Religions Without the Church? | Tom Novotny

Today’s devotional, chosen by Tom Novotny, comes from A Dangerous Grace, by Chuck Colson. The message is important today, even though we cannot meet together in person for church. 


“Americans today hold a paradoxical attitude toward religion: Polls show a rise in interest in religion – but at the same time a decline in church membership. 


The explanation is simple: A lot of people think they can have religion without the church. Many Christians – especially evangelicals – have come to see their faith primarily in individualistic terms, as the gospel of “Jesus and me.” 


It’s true, of course, that the gospel begins by restoring our relationship with God. But that’s only the beginning. In Matthew 16, Jesus asked His disciples, “Who do you think I am?” Peter burst out, “You are the Christ, the Son of the living God.” It was a confession of faith inspired directly by the Holy Spirit.


Jesus’ response was not, “Peter, that’s wonderful. Go your way and have an abundant life.” No, Jesus immediately announced that He would establish His church – a new society of people who share Peter’s confession.


When we become Christians, we first become part of what theologians call the church universal: the whole body of believers, throughout the ages and across the globe, of every nation and color. This universal body is broken down, however, into smaller units – the church particular. This is where the work of the church is done: preaching the Word, making disciples, and administering the sacraments. 

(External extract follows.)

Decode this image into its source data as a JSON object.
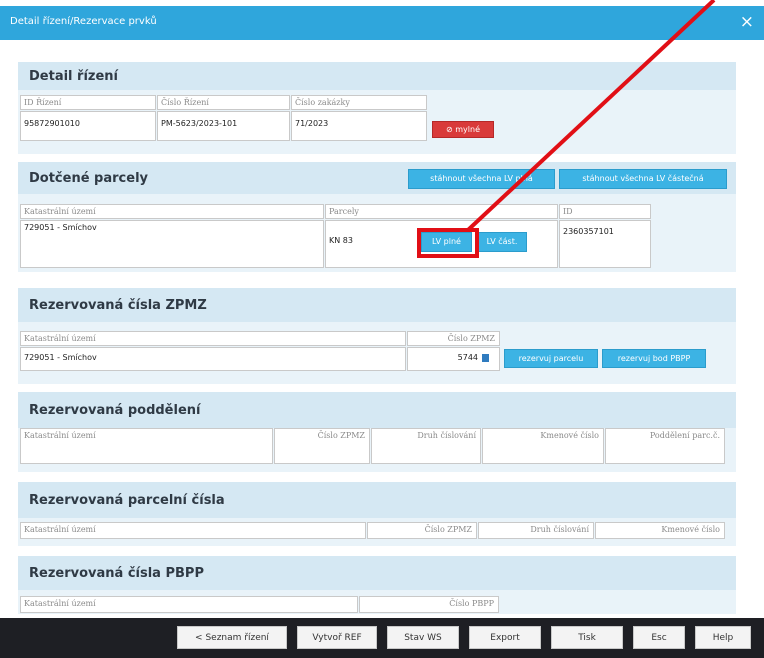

Once we see this bigger picture, it becomes obvious that membership in a local church is not optional for a Christian. It’s the very essence of what it means to live out our faith.”